• Task statement:
Return the listing verbatim, images left out.

• Supplied records:
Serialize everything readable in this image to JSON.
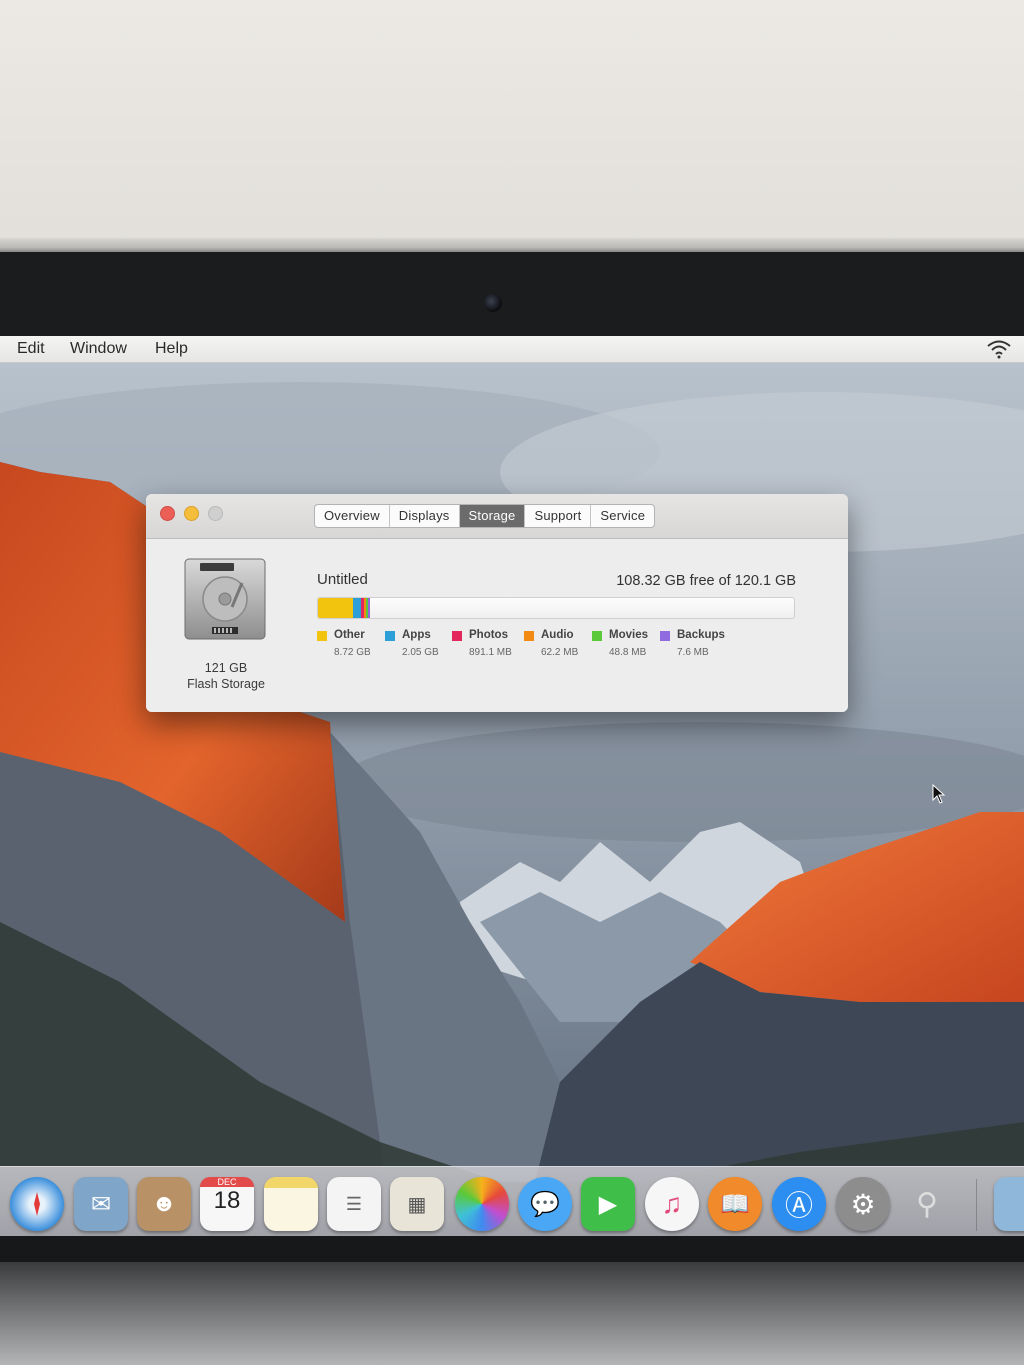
{
  "menubar": {
    "items": [
      "Edit",
      "Window",
      "Help"
    ],
    "wifi_icon": "wifi-icon"
  },
  "window": {
    "tabs": [
      {
        "label": "Overview",
        "active": false
      },
      {
        "label": "Displays",
        "active": false
      },
      {
        "label": "Storage",
        "active": true
      },
      {
        "label": "Support",
        "active": false
      },
      {
        "label": "Service",
        "active": false
      }
    ],
    "disk": {
      "icon": "hard-drive-icon",
      "size": "121 GB",
      "type": "Flash Storage"
    },
    "volume": {
      "name": "Untitled",
      "free_text": "108.32 GB free of 120.1 GB"
    },
    "storage": {
      "total_gb": 120.1,
      "categories": [
        {
          "name": "Other",
          "size": "8.72 GB",
          "gb": 8.72,
          "color": "#f2c40d"
        },
        {
          "name": "Apps",
          "size": "2.05 GB",
          "gb": 2.05,
          "color": "#2d9fd8"
        },
        {
          "name": "Photos",
          "size": "891.1 MB",
          "gb": 0.8911,
          "color": "#e3275c"
        },
        {
          "name": "Audio",
          "size": "62.2 MB",
          "gb": 0.0622,
          "color": "#f28a13"
        },
        {
          "name": "Movies",
          "size": "48.8 MB",
          "gb": 0.0488,
          "color": "#5cc93a"
        },
        {
          "name": "Backups",
          "size": "7.6 MB",
          "gb": 0.0076,
          "color": "#8f6ae0"
        }
      ]
    }
  },
  "dock": {
    "calendar_month": "DEC",
    "calendar_day": "18",
    "apps": [
      {
        "name": "safari-icon",
        "color": "#2f86d6"
      },
      {
        "name": "mail-icon",
        "color": "#7fa6c9"
      },
      {
        "name": "contacts-icon",
        "color": "#b99167"
      },
      {
        "name": "calendar-icon",
        "color": "#f4f4f4"
      },
      {
        "name": "notes-icon",
        "color": "#f7e7a1"
      },
      {
        "name": "reminders-icon",
        "color": "#f2f2f2"
      },
      {
        "name": "preview-icon",
        "color": "#e8e4d8"
      },
      {
        "name": "photos-icon",
        "color": "#fafafa"
      },
      {
        "name": "messages-icon",
        "color": "#4aa7f5"
      },
      {
        "name": "facetime-icon",
        "color": "#3fbf4a"
      },
      {
        "name": "itunes-icon",
        "color": "#f3f3f3"
      },
      {
        "name": "ibooks-icon",
        "color": "#f08a2a"
      },
      {
        "name": "app-store-icon",
        "color": "#2c8ef0"
      },
      {
        "name": "system-preferences-icon",
        "color": "#8d8d8d"
      },
      {
        "name": "utility-icon",
        "color": "#c9c9c9"
      }
    ]
  }
}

• Response for this exercise:
Serialize everything readable in this image to JSON.
{
  "menubar": {
    "items": [
      "Edit",
      "Window",
      "Help"
    ],
    "wifi_icon": "wifi-icon"
  },
  "window": {
    "tabs": [
      {
        "label": "Overview",
        "active": false
      },
      {
        "label": "Displays",
        "active": false
      },
      {
        "label": "Storage",
        "active": true
      },
      {
        "label": "Support",
        "active": false
      },
      {
        "label": "Service",
        "active": false
      }
    ],
    "disk": {
      "icon": "hard-drive-icon",
      "size": "121 GB",
      "type": "Flash Storage"
    },
    "volume": {
      "name": "Untitled",
      "free_text": "108.32 GB free of 120.1 GB"
    },
    "storage": {
      "total_gb": 120.1,
      "categories": [
        {
          "name": "Other",
          "size": "8.72 GB",
          "gb": 8.72,
          "color": "#f2c40d"
        },
        {
          "name": "Apps",
          "size": "2.05 GB",
          "gb": 2.05,
          "color": "#2d9fd8"
        },
        {
          "name": "Photos",
          "size": "891.1 MB",
          "gb": 0.8911,
          "color": "#e3275c"
        },
        {
          "name": "Audio",
          "size": "62.2 MB",
          "gb": 0.0622,
          "color": "#f28a13"
        },
        {
          "name": "Movies",
          "size": "48.8 MB",
          "gb": 0.0488,
          "color": "#5cc93a"
        },
        {
          "name": "Backups",
          "size": "7.6 MB",
          "gb": 0.0076,
          "color": "#8f6ae0"
        }
      ]
    }
  },
  "dock": {
    "calendar_month": "DEC",
    "calendar_day": "18",
    "apps": [
      {
        "name": "safari-icon",
        "color": "#2f86d6"
      },
      {
        "name": "mail-icon",
        "color": "#7fa6c9"
      },
      {
        "name": "contacts-icon",
        "color": "#b99167"
      },
      {
        "name": "calendar-icon",
        "color": "#f4f4f4"
      },
      {
        "name": "notes-icon",
        "color": "#f7e7a1"
      },
      {
        "name": "reminders-icon",
        "color": "#f2f2f2"
      },
      {
        "name": "preview-icon",
        "color": "#e8e4d8"
      },
      {
        "name": "photos-icon",
        "color": "#fafafa"
      },
      {
        "name": "messages-icon",
        "color": "#4aa7f5"
      },
      {
        "name": "facetime-icon",
        "color": "#3fbf4a"
      },
      {
        "name": "itunes-icon",
        "color": "#f3f3f3"
      },
      {
        "name": "ibooks-icon",
        "color": "#f08a2a"
      },
      {
        "name": "app-store-icon",
        "color": "#2c8ef0"
      },
      {
        "name": "system-preferences-icon",
        "color": "#8d8d8d"
      },
      {
        "name": "utility-icon",
        "color": "#c9c9c9"
      }
    ]
  }
}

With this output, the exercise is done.